Flint-heartedness seems to be catching. Not only has the government sent a clear message to manufacturers that there’ll be no more taxpayer bailouts, the Reserve Bank has now changed its mind about a currency bailout.
When the dollar was US91 cents last year, governor Glenn Stevens said it should be 85 cents, having spent a couple of months saying it was “uncomfortably high”. It was assumed the RBA was much happier about an exchange rate-led recovery than more rate cuts because it didn’t risk creating a housing pop. Manufacturers were grateful but added: “No, no. Make it US80 cents please, not 85”.
Thanks in part to the RBA’s jawboning, but mainly because of the US Fed taper pushing the US dollar higher, the Aussie got to a low of 87.1 on January 30.

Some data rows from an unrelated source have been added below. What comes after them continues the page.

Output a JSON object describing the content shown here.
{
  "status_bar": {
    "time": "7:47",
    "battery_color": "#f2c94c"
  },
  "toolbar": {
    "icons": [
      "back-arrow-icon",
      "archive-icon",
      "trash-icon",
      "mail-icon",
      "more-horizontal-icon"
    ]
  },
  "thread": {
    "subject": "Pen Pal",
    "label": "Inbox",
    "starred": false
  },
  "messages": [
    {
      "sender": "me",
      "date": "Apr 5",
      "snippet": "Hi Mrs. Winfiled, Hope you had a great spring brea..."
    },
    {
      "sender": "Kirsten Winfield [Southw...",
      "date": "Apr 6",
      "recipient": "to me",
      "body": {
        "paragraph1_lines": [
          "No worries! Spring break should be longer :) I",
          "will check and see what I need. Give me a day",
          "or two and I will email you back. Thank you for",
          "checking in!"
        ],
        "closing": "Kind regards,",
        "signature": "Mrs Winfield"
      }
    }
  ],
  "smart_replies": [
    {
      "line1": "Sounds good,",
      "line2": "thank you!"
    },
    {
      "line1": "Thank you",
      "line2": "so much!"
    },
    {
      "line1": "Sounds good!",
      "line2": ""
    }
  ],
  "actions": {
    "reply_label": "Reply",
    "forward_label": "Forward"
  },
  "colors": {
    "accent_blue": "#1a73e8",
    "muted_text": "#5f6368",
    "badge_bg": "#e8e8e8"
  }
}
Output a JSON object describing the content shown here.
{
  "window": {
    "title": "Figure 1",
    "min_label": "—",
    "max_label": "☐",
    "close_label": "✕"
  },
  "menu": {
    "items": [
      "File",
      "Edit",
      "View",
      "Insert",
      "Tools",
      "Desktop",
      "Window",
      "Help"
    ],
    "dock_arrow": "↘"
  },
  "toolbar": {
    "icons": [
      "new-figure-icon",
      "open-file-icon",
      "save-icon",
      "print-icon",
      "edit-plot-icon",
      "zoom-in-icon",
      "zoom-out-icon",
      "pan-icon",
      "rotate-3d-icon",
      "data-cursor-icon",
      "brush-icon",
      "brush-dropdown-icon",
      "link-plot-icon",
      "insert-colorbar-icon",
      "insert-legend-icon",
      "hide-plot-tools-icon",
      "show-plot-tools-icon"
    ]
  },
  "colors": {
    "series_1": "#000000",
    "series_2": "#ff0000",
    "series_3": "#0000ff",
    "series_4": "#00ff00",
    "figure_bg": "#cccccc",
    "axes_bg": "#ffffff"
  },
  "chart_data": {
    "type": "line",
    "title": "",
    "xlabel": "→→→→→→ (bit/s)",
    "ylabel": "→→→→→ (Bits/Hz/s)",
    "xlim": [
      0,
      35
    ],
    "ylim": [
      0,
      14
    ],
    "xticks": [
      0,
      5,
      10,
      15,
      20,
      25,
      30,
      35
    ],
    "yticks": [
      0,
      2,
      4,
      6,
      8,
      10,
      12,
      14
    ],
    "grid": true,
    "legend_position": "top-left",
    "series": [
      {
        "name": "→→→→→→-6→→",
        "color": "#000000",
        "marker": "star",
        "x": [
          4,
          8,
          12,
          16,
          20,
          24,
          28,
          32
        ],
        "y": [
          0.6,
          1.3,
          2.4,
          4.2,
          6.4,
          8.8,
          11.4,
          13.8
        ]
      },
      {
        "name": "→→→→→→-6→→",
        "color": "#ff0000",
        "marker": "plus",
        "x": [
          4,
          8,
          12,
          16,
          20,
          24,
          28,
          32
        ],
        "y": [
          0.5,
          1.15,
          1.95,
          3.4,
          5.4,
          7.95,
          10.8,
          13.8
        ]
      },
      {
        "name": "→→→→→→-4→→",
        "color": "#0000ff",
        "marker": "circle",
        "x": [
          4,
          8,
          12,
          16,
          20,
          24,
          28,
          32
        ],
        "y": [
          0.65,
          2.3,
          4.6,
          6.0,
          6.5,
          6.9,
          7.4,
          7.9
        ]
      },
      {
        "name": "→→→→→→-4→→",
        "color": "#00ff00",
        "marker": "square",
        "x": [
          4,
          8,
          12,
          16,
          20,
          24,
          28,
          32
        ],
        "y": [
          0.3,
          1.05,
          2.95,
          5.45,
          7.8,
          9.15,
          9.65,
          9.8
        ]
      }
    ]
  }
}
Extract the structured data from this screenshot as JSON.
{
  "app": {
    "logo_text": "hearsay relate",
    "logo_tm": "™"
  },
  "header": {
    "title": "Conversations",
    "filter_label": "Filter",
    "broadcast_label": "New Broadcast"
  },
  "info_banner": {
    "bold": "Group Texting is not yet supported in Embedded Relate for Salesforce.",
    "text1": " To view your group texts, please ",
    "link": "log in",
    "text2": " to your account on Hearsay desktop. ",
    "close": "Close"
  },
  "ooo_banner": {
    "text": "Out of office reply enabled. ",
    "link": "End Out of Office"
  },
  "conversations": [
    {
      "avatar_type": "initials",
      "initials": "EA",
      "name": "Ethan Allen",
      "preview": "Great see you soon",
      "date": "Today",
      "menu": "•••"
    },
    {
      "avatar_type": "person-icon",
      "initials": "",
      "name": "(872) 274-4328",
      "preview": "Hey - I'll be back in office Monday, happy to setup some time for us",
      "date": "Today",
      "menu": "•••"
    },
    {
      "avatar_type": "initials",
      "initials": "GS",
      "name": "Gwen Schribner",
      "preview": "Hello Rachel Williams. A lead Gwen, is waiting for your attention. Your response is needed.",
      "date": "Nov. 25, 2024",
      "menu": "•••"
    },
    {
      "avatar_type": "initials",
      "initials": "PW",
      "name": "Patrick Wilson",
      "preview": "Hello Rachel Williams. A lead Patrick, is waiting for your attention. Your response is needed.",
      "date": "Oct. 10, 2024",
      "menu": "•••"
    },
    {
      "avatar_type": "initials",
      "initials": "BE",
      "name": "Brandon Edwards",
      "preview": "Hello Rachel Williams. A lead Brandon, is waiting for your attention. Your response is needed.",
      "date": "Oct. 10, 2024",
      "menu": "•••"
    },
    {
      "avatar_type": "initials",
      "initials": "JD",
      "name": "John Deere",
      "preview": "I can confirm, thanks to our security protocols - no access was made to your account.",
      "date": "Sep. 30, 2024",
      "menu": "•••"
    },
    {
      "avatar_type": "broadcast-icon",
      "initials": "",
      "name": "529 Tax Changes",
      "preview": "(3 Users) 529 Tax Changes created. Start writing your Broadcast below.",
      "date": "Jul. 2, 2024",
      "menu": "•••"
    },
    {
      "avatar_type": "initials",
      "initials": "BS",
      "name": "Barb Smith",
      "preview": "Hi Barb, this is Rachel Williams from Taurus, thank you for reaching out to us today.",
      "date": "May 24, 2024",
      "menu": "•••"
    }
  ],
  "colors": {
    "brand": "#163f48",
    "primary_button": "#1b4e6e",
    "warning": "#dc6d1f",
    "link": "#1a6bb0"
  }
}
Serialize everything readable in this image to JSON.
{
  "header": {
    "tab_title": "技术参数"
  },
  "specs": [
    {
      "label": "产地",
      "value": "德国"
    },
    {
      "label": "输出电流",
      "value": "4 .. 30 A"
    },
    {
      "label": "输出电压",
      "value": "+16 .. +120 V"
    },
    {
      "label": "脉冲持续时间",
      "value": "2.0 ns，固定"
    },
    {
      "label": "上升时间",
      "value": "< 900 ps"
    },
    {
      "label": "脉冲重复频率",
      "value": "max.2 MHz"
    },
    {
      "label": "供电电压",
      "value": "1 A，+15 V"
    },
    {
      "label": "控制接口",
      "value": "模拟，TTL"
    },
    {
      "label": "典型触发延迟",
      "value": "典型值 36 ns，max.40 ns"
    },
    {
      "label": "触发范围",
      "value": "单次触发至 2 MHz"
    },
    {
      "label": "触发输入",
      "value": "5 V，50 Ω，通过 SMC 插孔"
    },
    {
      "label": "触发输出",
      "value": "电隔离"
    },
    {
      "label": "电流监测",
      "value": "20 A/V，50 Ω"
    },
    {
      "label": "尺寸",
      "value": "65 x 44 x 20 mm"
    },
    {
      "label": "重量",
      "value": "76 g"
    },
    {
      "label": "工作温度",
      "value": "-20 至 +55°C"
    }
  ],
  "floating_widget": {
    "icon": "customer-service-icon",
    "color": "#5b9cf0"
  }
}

And that, it seems, was close enough. Yesterday Stevens abandoned the effort to get the dollar down and removed the RBA’s easing bias, whereupon the dollar promptly rose to 88.9. This morning it’s around 89.5 and, if equity markets continue to recover from Monday’s panic, it will soon be back at 91.
Will the governor get the jawbone out again and once again talk about it being uncomfortable? Unlikely. The problem is the December CPI at 0.8 per cent and annual inflation at 2.64 per cent. The fact that it was mainly health and education prices doesn’t matter. At the first sign of a blip in inflation, Australia’s central bank has gone AWOL from the currency war and left the nation’s exporters to their fate.
It was not couched in the terms used in the government’s decision on SPC Ardmona, but the effect is the same. Manufacturers can no longer look to Glenn Stevens or Tony Abbott for help, and must now email their supplications to Janet Yellen at the US Fed, requesting, if you please, more taper. A rate hike in the US fairly soon would be nice too.
But with the shockingly weak December payrolls report in the US, followed yesterday by an equally shocking January ISM, they’ll get folded arms in Washington too. It’s now the US dollar that’s tapering, along with equities (rather more dramatically) and there’ll be no rate hike in the US in 2014, as well as no rate cut in Australia.
It will be the Year of the Duck in central bank land (immobility on the surface, tense activity beneath), and markets are apparently demanding 200,000 new jobs a month in the US before they believe the global economy is, in fact, recovering.
This Friday’s US payrolls report will be critical. Australian manufacturers (and investors) will be hoping December’s 74,000 new jobs was an aberration and January is back to 200,000 plus. If so, happy days. If not, CEOs really will have to start attacking costs, because neither the governor nor the government are going to help in 2014.